My passion for wildlife was stimulated in my teenage years, mainly thanks to my Mum (a biology teacher) who made me look at the world differently and being inspired by writers such as Paul Colinvaux. This early interest developed into biological research in my 20s, when I did practical conservation work in places such as the Comores and Mongolia.
Today, any free time I have I spend pottering around the flatlands of East Anglia or escaping to our hut on the Northumberland coast looking for wildlife and castles with my wife and children.
I studied Biological Sciences at Oxford and Conservation at UCL, and worked at Wildlife and Countryside Link before spending five years as Conservation Director at Plantlife.
I joined the RSPB as Head of Government Affairs in 2004, became Head of Sustainable Development in 2006, before becoming Conservation Director in 2011.
A few years ago I used to end a talk on climate change with an photo-shopped image of the Pope standing on a glacier. My point was simple - we needed leaders (of both faith and secular organisations) to give a clear message about the threat posed by climate change. My hope was that people around the world would listen and provide political leaders space to take action.
This was why I was so pleased to read the Pope's Encyclical, "Our Common Home", and delighted that it has received considerable media attention. It is an extraordinary essay outlining the scale of the challenge, providing the diagnosis of the problem and offering a comprehensive package of solutions. The timing felt good: it arrived a day after last week's climate lobby and a day before new research confirms that the Earth stands of the brink of its sixth mass extinction event.

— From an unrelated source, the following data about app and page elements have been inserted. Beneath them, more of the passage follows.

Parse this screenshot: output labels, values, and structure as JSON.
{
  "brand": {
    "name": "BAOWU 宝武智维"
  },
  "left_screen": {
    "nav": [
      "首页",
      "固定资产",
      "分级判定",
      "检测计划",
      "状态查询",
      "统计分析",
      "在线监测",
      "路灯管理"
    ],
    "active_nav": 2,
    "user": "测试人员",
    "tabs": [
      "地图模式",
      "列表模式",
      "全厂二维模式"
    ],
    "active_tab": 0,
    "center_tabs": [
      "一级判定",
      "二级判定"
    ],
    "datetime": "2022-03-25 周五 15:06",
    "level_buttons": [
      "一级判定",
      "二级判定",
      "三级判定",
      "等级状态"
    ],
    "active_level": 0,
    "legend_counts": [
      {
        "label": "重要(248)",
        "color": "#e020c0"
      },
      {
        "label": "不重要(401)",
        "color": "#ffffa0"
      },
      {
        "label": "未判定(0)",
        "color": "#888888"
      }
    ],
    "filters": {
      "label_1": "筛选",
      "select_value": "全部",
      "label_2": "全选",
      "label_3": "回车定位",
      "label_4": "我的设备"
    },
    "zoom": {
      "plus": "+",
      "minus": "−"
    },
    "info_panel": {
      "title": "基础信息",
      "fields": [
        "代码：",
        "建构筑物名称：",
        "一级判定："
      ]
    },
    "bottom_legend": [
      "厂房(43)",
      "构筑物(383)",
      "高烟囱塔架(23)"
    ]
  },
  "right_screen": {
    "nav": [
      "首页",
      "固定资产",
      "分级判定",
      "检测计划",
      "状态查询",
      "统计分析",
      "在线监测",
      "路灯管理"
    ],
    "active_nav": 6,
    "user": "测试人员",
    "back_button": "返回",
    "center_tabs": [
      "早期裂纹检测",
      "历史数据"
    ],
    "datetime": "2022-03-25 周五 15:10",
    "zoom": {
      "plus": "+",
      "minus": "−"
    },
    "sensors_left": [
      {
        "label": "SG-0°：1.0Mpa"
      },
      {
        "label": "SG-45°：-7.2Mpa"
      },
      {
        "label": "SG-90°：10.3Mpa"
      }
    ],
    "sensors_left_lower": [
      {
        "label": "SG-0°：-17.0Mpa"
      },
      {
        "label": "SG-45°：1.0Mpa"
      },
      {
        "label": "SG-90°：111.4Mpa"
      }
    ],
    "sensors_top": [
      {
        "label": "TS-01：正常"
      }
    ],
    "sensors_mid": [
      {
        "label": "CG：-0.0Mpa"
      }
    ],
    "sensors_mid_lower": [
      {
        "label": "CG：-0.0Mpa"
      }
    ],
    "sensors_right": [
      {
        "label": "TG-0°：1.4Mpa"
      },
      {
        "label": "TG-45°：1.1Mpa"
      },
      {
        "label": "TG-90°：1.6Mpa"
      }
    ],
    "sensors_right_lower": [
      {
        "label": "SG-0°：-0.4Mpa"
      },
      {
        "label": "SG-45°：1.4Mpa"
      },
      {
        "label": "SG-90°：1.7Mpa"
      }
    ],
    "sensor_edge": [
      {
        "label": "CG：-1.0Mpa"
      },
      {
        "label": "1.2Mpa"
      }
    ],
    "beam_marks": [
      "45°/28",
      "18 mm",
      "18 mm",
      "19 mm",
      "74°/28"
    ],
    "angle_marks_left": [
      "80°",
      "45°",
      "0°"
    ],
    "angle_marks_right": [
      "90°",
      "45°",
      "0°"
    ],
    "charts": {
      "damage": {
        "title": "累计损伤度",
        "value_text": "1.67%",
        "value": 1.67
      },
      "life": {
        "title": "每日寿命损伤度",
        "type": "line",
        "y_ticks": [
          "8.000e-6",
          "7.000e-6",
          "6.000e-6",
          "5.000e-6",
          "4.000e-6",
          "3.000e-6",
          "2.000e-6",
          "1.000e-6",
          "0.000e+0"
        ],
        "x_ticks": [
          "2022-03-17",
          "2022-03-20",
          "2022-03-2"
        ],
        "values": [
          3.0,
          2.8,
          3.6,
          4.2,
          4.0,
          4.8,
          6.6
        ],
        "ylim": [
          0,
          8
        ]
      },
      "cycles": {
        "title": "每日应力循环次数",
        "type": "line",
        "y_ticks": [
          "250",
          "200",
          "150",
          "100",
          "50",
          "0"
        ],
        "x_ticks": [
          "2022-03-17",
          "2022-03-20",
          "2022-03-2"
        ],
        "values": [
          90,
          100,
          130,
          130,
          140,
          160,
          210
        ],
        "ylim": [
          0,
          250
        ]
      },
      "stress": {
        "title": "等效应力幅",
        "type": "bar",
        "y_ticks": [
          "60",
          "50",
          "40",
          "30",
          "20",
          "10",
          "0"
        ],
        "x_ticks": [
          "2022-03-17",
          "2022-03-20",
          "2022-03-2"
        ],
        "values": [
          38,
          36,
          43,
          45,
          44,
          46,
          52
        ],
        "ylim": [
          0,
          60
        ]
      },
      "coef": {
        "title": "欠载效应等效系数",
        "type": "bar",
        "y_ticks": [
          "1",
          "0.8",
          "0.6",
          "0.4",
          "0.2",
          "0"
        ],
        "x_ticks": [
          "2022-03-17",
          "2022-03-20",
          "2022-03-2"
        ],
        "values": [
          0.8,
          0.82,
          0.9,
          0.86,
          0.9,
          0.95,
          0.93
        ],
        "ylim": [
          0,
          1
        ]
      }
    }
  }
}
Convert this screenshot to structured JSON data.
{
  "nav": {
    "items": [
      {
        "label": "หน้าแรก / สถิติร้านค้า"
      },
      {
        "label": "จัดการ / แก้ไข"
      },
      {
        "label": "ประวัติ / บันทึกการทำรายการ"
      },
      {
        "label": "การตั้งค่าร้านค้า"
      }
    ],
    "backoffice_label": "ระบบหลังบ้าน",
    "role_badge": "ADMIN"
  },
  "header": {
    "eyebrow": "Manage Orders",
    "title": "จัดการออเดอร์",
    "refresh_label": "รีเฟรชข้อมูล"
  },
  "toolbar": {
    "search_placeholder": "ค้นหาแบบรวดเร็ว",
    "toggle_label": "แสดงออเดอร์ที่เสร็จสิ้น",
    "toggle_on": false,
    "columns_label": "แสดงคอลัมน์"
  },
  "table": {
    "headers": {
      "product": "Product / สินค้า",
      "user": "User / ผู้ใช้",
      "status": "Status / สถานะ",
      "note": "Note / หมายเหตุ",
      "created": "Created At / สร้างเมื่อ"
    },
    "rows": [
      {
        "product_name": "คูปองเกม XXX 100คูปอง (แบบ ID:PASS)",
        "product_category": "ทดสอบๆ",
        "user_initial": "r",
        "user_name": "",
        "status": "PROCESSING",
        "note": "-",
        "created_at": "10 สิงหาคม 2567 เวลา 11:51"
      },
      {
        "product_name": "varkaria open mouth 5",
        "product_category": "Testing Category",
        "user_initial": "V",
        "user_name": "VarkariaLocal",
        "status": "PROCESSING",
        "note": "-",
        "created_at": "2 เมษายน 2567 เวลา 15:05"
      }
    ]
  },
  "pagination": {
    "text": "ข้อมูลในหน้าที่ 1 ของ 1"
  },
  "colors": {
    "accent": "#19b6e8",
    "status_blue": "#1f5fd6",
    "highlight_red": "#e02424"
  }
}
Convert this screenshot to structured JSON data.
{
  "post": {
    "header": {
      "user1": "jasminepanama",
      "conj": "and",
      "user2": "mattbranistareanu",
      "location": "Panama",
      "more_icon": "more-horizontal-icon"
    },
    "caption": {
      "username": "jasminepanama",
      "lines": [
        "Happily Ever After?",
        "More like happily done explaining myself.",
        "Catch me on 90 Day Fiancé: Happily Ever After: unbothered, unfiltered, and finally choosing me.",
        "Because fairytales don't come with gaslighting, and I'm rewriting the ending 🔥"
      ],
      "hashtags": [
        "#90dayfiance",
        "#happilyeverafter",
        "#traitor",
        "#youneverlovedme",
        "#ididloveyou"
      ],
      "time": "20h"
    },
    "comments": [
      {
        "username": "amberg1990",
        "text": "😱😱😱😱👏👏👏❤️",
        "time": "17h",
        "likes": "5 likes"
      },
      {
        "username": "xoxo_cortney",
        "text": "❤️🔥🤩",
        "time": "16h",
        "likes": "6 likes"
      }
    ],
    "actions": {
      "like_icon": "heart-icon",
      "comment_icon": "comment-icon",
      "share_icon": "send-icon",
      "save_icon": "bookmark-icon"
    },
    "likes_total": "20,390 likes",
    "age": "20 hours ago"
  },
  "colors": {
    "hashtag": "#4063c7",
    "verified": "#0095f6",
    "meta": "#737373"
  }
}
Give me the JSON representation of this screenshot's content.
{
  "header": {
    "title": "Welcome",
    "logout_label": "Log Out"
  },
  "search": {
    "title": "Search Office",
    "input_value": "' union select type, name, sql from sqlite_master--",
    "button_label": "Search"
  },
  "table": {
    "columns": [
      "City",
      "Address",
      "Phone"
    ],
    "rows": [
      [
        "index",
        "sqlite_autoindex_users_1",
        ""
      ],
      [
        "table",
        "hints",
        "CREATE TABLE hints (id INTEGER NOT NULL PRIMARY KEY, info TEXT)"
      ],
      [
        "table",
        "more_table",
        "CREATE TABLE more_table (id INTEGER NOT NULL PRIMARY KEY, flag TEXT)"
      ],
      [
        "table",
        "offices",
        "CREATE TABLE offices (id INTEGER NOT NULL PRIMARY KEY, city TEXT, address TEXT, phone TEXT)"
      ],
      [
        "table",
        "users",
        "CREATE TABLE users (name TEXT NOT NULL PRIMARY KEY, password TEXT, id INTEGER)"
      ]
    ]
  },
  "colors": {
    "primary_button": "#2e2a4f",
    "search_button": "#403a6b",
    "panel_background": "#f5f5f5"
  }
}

Those without a faith may decide to to skip the religious passages, but there is a coruscating critique of the current response to our over-exploitation of the planet. In paragraph 54 he writes, "The alliance between the economy and technology ends up sidelining anything unrelated to its immediate interests. Consequently the most one can expect is superficial rhetoric, sporadic acts of philanthropy and perfunctory expressions of concern for the environment, whereas any genuine attempt by groups within society to introduce change is viewed as a nuisance based on romantic illusions or an obstacle to be circumvented."
He has laid down a papal gauntlet for the world's leaders to pick up. Their first big tests will be to agree new Sustainable Development Goals and a binding climate change deal at the end of the year.
Yet, leadership should also be judged by national action.
This is why, I look forward to receiving more detail about how the UK Government will align its climate change commitments to its manifesto commitments to develop two 25 year plans to a) to restore the UK’s biodiversity and b) food and farming. It would be a wasted opportunity to have two plans developed independently. The farming plan must, for example, be clear about it will support the commitment to restore farmland wildlife while reducing greenhouse gas emissions.
My hope also is that the Natural Capital Committee whose life has been extended to at least the end of the next Parliament will have a role in both plans.
And, we'll also put our hand up to help.
Like others, we want to share our considerable experience.
Whatever happens, the RSPB will continue its charitable mission to work with others to protect nature wherever it goes while also encouraging more people to get involved to "save our common home".